AS01/ 32 Antique French 3/8th violin. Circa 1900-1920
AS01/ 32 Antique 3/8th French Violin. Circa 1900-1920. Labelled “LE PARISIEN J.T.L’.
The majority of violins are made with two-piece backs because they can be cut from a tree only slightly wider than the instrument that will be made from it. As there are more small trees than big trees, there is a greater selection of small cuts from which to choose the right piece of wood.
To make a two-piece back, the wood is first cut out of the log in a wedge. This wedge is then cut again down the centre. The two pieces are ‘book-matched’ so that the grain, flames, and consistency of the wood are fairly symmetrical on each side.
A one-piece back is rarer because it is cut from a single wedge wide enough for the entire back. This back has the same vertical grain as a two-piece back, but needs to come from a tree that is more than twice as wide as the instrument that will be made from it.
A one-piece back tends to produce a deeper, rounder, less edgy sound. However, slab backs are not as stable as quartered backs, and over time usually exhibit more arching deformation, though they continue to function quite well.

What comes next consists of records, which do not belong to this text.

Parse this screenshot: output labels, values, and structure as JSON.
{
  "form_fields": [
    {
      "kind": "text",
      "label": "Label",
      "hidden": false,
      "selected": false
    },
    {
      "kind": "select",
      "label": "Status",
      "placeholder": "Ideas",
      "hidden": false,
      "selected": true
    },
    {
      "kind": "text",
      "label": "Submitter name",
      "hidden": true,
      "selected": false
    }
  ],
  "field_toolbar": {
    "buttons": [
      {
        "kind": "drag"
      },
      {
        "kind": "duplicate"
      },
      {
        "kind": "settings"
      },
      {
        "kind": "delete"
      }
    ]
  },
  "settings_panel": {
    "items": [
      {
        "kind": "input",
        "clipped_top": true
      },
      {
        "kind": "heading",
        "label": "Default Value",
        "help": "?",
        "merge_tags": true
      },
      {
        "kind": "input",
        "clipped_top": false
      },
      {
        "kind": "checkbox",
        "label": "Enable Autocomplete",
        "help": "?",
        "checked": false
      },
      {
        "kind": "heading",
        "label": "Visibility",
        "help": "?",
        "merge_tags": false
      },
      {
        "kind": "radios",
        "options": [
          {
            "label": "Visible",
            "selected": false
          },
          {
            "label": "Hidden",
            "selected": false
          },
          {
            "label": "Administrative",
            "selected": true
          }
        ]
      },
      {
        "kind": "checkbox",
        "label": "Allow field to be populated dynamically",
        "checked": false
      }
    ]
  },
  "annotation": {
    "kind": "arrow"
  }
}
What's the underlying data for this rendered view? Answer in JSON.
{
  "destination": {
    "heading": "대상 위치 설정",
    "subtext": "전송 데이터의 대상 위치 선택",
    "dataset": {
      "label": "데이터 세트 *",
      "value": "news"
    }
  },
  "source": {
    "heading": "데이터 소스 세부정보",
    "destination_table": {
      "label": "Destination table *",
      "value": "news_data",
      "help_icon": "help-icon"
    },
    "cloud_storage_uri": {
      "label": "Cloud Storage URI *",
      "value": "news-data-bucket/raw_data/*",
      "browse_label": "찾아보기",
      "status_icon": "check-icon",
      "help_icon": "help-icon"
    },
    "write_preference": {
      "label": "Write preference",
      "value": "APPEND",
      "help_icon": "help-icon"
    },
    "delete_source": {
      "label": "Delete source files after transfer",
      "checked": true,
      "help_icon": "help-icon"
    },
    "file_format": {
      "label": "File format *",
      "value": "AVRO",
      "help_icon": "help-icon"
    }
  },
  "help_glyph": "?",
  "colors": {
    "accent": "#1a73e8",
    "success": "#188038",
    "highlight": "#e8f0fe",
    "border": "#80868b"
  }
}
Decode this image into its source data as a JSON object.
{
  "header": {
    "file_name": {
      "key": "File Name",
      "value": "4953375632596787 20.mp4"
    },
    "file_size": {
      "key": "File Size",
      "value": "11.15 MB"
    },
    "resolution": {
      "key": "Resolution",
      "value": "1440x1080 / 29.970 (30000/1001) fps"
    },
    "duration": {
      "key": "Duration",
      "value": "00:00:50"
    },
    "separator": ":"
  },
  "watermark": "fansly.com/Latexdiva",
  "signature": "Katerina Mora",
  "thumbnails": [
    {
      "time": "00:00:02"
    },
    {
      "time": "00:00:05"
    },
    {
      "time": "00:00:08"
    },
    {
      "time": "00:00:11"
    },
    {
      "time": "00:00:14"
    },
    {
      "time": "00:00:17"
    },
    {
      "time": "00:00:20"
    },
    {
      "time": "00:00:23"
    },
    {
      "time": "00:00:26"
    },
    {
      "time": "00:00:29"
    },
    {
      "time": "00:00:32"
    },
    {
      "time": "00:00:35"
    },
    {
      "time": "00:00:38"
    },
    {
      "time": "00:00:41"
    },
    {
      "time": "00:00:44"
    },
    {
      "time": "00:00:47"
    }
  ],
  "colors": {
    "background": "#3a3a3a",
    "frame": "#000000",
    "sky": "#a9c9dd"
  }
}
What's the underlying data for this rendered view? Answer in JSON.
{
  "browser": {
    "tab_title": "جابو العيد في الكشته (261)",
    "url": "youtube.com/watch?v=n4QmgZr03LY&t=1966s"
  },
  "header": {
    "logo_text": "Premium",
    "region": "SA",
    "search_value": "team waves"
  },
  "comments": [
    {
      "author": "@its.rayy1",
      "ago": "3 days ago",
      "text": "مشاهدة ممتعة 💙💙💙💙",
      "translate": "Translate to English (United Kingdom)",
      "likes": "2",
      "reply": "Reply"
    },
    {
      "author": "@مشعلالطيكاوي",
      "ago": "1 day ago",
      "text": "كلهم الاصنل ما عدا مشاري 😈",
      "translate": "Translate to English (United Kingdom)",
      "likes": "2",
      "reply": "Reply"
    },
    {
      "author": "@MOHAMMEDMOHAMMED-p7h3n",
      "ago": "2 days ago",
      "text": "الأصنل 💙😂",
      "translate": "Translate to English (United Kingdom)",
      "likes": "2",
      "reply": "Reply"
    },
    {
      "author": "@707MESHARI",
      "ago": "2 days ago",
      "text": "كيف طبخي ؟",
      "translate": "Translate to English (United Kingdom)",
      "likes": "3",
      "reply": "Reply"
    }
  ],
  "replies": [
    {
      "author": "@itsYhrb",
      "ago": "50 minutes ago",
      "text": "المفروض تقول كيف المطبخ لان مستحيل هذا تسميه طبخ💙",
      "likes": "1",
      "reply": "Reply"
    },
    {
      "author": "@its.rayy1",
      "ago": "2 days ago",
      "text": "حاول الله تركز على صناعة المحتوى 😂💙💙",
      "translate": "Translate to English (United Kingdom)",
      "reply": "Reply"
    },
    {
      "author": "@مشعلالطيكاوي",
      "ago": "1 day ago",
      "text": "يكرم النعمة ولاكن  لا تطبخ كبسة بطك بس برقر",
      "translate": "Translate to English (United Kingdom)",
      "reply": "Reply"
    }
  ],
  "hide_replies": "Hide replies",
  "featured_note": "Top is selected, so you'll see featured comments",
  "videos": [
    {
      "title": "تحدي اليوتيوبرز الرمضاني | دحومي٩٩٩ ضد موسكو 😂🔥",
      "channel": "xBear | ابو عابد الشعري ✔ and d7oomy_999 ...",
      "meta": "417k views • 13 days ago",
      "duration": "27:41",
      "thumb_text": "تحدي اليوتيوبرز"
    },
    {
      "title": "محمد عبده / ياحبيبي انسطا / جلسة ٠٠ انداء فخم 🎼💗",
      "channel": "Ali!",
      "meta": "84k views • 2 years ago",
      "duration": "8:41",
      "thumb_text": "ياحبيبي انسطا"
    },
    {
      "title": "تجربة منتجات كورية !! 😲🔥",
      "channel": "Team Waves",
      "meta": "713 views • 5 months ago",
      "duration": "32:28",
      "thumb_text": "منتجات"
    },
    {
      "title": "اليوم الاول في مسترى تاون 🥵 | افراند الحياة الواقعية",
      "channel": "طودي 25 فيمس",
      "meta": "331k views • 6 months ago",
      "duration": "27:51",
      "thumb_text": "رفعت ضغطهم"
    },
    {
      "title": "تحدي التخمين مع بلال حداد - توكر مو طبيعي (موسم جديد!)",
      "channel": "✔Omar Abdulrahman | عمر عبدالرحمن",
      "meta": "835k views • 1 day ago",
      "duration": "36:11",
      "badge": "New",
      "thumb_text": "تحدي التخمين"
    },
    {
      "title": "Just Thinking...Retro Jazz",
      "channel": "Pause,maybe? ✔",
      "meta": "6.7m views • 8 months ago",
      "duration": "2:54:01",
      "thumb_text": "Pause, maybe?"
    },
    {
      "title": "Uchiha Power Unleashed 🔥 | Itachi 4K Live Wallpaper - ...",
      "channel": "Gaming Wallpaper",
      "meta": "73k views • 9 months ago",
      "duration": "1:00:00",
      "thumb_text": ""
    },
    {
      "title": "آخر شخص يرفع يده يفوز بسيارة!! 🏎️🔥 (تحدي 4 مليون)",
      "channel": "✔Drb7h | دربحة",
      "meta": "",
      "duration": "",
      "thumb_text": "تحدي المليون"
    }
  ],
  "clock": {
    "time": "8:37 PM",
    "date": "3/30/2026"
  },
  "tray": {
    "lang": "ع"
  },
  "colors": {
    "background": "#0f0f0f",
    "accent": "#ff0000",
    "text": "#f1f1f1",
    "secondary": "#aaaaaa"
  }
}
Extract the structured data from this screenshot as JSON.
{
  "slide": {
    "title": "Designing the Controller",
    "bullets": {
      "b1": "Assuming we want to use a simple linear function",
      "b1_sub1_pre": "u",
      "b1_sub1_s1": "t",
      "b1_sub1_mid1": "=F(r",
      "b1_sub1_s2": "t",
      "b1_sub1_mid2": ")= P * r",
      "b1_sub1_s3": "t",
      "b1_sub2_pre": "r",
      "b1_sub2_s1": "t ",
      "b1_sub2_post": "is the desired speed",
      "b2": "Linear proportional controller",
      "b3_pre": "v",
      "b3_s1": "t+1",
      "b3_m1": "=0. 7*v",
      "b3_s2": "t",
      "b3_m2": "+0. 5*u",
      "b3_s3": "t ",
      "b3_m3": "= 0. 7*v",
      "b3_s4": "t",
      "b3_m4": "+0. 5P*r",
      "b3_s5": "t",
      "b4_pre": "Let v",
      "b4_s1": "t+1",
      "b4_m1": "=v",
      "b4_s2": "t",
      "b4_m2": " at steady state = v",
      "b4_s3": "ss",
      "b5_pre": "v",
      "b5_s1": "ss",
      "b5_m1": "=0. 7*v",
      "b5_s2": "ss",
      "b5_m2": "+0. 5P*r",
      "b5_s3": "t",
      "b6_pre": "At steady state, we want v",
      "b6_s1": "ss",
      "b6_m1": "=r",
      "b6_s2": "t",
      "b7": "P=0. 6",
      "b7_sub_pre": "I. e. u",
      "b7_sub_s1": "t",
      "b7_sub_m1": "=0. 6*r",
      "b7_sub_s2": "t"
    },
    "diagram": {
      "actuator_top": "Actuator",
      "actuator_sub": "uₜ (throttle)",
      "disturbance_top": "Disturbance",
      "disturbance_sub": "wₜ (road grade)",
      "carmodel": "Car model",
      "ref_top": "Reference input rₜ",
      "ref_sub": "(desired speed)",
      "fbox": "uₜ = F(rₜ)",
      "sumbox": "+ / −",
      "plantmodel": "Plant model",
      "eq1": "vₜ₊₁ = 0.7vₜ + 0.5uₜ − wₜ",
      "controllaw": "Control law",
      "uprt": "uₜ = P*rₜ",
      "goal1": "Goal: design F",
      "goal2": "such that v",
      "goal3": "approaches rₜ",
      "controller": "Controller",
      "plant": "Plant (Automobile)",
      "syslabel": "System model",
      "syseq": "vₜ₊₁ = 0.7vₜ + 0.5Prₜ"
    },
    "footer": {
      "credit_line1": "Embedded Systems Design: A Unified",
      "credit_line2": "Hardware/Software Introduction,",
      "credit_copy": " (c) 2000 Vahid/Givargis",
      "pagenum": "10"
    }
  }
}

However, what is more important is than whether it is not whether the back is made of one or two pieces, but rather that the wood is good.